Welcome, I’m G. Elliott Morris. Happy Sunday! Here’s my weekly newsletter about politics and elections that puts the news in context with public opinion polls, political science, other data (some “big,” some small) and looks briefly at the week ahead. Let’s jump right in.
Note: This week’s newsletter is a bit shorter than usual due to my rather hectic final exams schedule last/this week. I hope you’ll forgive me, and I’ve tried to make it up by releasing a good hint at what’s in store for 2018 U.S. Senate forecasting. Next week I’ll have the full, usual content!
LEAD STORY: It’s Early, but the Race for the Senate Looks Like a Tossup
Election analysts have been in a frenzy over the state of the 2018 U.S. House midterms recently. With special elections to congressional districts shifting up to 20 points toward Democrats, this is no surprise. But the same indicators of a large Democratic wave in the House also show a blue-ish picture in the Senate. Using national indicators and current polling averages/election ratings, the state of the Senate race is a ever-so-slightly-red tossup.
Using the same method I use to predict U.S. House elections, I calculated expected outcomes for Senate elections in 2018. Though I have not yet released a public model using this method (stay tuned) what I can say now is that things are… close. Rather close indeed. The process used to make the predictions in the table below is as follows:
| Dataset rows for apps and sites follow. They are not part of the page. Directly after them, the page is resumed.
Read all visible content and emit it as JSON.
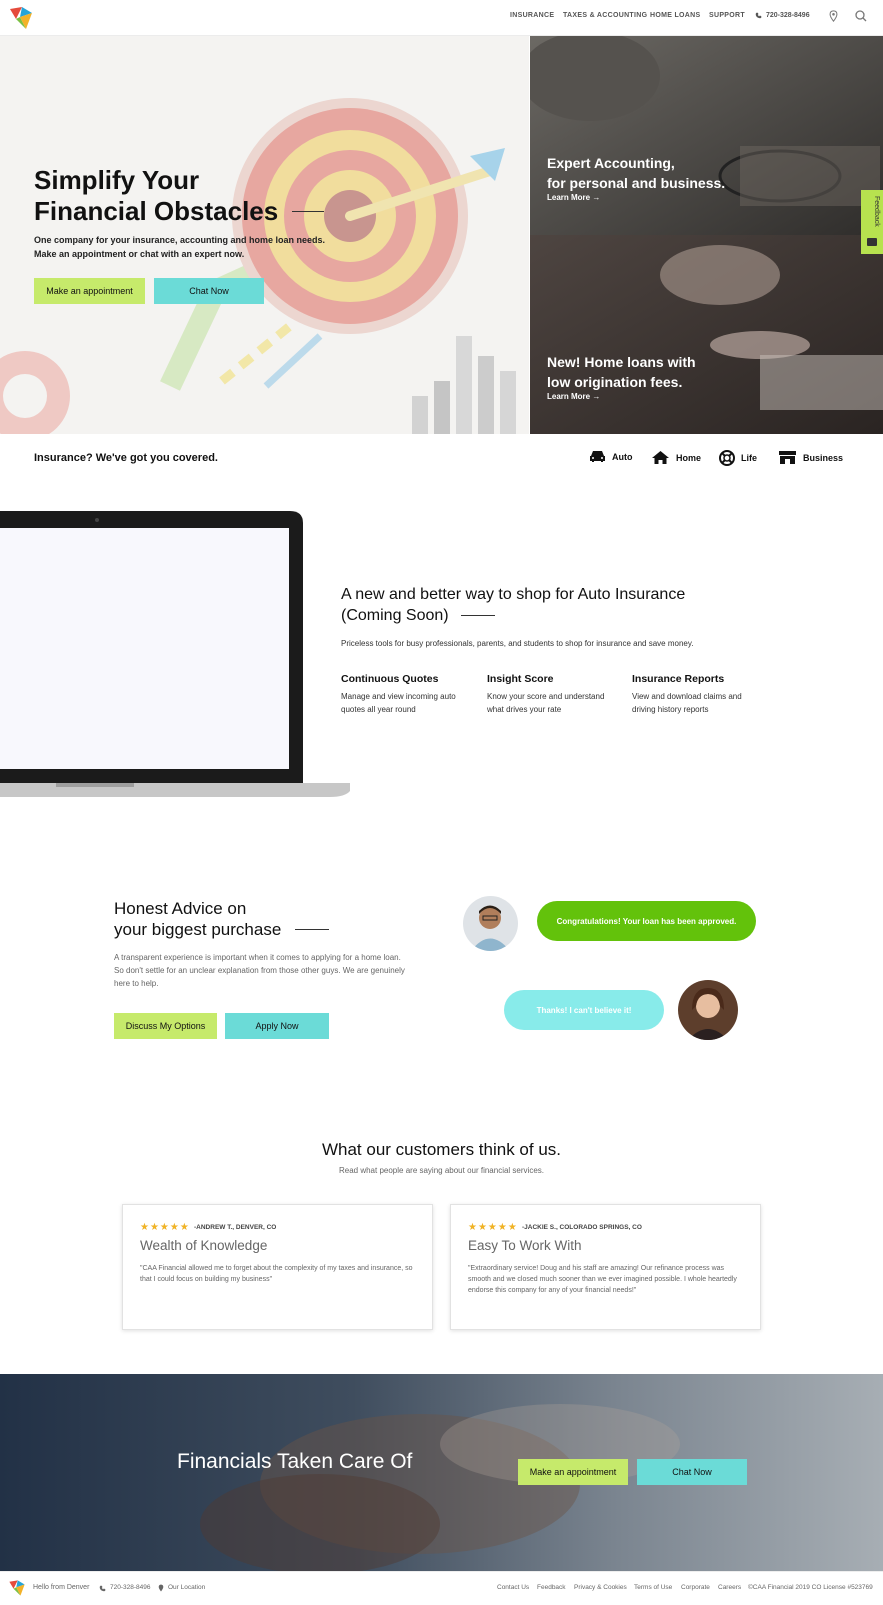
{
  "header": {
    "nav": [
      "INSURANCE",
      "TAXES & ACCOUNTING",
      "HOME LOANS",
      "SUPPORT"
    ],
    "phone": "720-328-8496"
  },
  "hero": {
    "title_line1": "Simplify Your",
    "title_line2": "Financial Obstacles",
    "sub_line1": "One company for your insurance, accounting and home loan needs.",
    "sub_line2": "Make an appointment or chat with an expert now.",
    "btn_appointment": "Make an appointment",
    "btn_chat": "Chat Now"
  },
  "promo_accounting": {
    "line1": "Expert Accounting,",
    "line2": "for personal and business.",
    "link": "Learn More →"
  },
  "promo_loans": {
    "line1": "New! Home loans with",
    "line2": "low origination fees.",
    "link": "Learn More →"
  },
  "feedback_tab": "Feedback",
  "insurance_bar": {
    "heading": "Insurance? We've got you covered.",
    "items": [
      {
        "label": "Auto",
        "icon": "car-icon"
      },
      {
        "label": "Home",
        "icon": "home-icon"
      },
      {
        "label": "Life",
        "icon": "lifebuoy-icon"
      },
      {
        "label": "Business",
        "icon": "store-icon"
      }
    ]
  },
  "auto_section": {
    "title_line1": "A new and better way to shop for Auto Insurance",
    "title_line2": "(Coming Soon)",
    "desc": "Priceless tools for busy professionals, parents, and students to shop for insurance and save money.",
    "features": [
      {
        "title": "Continuous Quotes",
        "line1": "Manage and view incoming auto",
        "line2": "quotes all year round"
      },
      {
        "title": "Insight Score",
        "line1": "Know your score and understand",
        "line2": "what drives your rate"
      },
      {
        "title": "Insurance Reports",
        "line1": "View and download claims and",
        "line2": "driving history reports"
      }
    ]
  },
  "advice": {
    "title_line1": "Honest Advice on",
    "title_line2": "your biggest purchase",
    "desc_line1": "A transparent experience is important when it comes to applying for a home loan.",
    "desc_line2": "So don't settle for an unclear explanation from those other guys. We are genuinely",
    "desc_line3": "here to help.",
    "btn_discuss": "Discuss My Options",
    "btn_apply": "Apply Now",
    "bubble_agent": "Congratulations! Your loan has been approved.",
    "bubble_customer": "Thanks! I can't believe it!"
  },
  "reviews": {
    "title": "What our customers think of us.",
    "subtitle": "Read what people are saying about our financial services.",
    "items": [
      {
        "stars": "★★★★★",
        "author": "-ANDREW T., DENVER, CO",
        "title": "Wealth of Knowledge",
        "body": "\"CAA Financial allowed me to forget about the complexity of my taxes and insurance, so that I could focus on building my business\""
      },
      {
        "stars": "★★★★★",
        "author": "-JACKIE S., COLORADO SPRINGS, CO",
        "title": "Easy To Work With",
        "body": "\"Extraordinary service! Doug and his staff are amazing! Our refinance process was smooth and we closed much sooner than we ever imagined possible. I whole heartedly endorse this company for any of your financial needs!\""
      }
    ]
  },
  "banner": {
    "title": "Financials Taken Care Of",
    "btn_appointment": "Make an appointment",
    "btn_chat": "Chat Now"
  },
  "footer": {
    "greeting": "Hello from Denver",
    "phone": "720-328-8496",
    "location": "Our Location",
    "links": [
      "Contact Us",
      "Feedback",
      "Privacy & Cookies",
      "Terms of Use",
      "Corporate",
      "Careers"
    ],
    "copyright": "©CAA Financial 2019 CO License #523769"
  },
  "colors": {
    "accent_green": "#c6ea6b",
    "accent_teal": "#6bdbd7",
    "bubble_green": "#63c20b",
    "bubble_teal": "#88ebea",
    "star": "#f0b326"
  }
}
- Combine a state’s partisan lean with whether or not an incumbent is running in the district
- Add in the current swing in the national environment implied by the generic congressional ballot and presidential approval.
- Average each baseline prediction with the polling average in the seat, giving more weight to the polling average. If there are no polls to average, I use the average of margins implied by ratings from Cook Political Report, Inside Elections, and Sabato’s Crystal Ball. I nudge these measurements to the left by 2% to match projected movement in the generic ballot from now until election day.
Obviously, things will changes by the fall, but this aids in gaining understanding of how these races all play together in the fight for control of the chamber.
If these predictions panned out in November, the Democrats and Republicans would have an even 50-50 chamber, with Vice President Mike Pence serving as GOP tiebreaker.
There are a few things going on here. First, you can clearly see the effects of the incumbency advantage (read more here) on the Senate elections in North Dakota and West Virginia. Although Donald Trump won the latter by a massive 43 point margin in November, we should expect Joe Manchin (Dem.) to lose reelection by just 22 points there in the fall based off incumbency and the national environment alone. In the West Virginia prediction you can also see a lot of the heavy lifting being done by current polling in the state. Although the baseline prediction is R+22, the average of ratings (D+1) lifts that expectation up to R+6.
This creates for several moving parts in the forecasting process. First, if one Senator has a larger-than-average (8% on the margin) bonus from their incumbency advantage, they will do better/worse than the quick prediction above shows. This is likely the case in Montana, where current Senator Tester (D) has a “Likely Democratic” rating to win reelection.
Then, there’s the generic ballot and presidential approval. If either measure goes up or down in aggregate, then the predictions for each state change. And though the effects of movement in both could cancel out — the generic ballot has shown Democrats “gaining” ground recently while Trump has improved ever-so-slightly in his approval ratings — the generic ballot has more weight in the equation.
Finally, there is state-level polling. Polls of the Senate races at the state level are a big deal; good news for Democrats in Tennessee, Arizona, and Texas is solely responsible for the tossup nature of the national Senate contest. If Democrat Phil Bredesen in Tennessee, for example, was doing just half as good as he is in current polling, the probabilities might look a little bit different.
So there you have it: a quick look at what the data say in the race for control of the Senate in 2018. Though this is a useful guide, keep in mind that factors can (will) change in the (near-term) future that will change our assessment of the individual contests themselves. With that being true, it’s best to evaluate all of these predictions with a healthy dose of uncertainty. As a general rule, nothing within a single-digit range of outcomes should be treated as anything above a Lean contest for the favored candidate, at best, and a Tossup, at worst.
More on Senate prediction, soon — if you’re a fan of the current U.S House forecasting model, I think you’re going to like what’s in store.
This Week’s Links:
The team at Echelon has a must-read report on voter turnout that is key to understanding what dynamics are at play in the 2018 elections.
Nicholas A. Valentino and Kirill Zhirkov : Blue is Black and Red is White? Affective Polarization and the Racialized Schemas of U.S. Party Coalitions
The new study from Valentino and Zhirkov finds that racial resentment partisanship is causaing affective polarization in the American public. Michigan State’s Matt Grossman summed it up on Twitter:
Racial resentment increasingly tied to more positive affect toward your party & negative affect toward other, in a way that other attitudes are not (they also show that its influence is greater for those who implicitly tie Dems to blacks & Reps to whites)
Here’s the key graphic from the paper:
That’s it from me this week! I’ll be back next Sunday to recap the week in data and politics. In the meantime, follow along with me on twitter and read my news posts on my blog.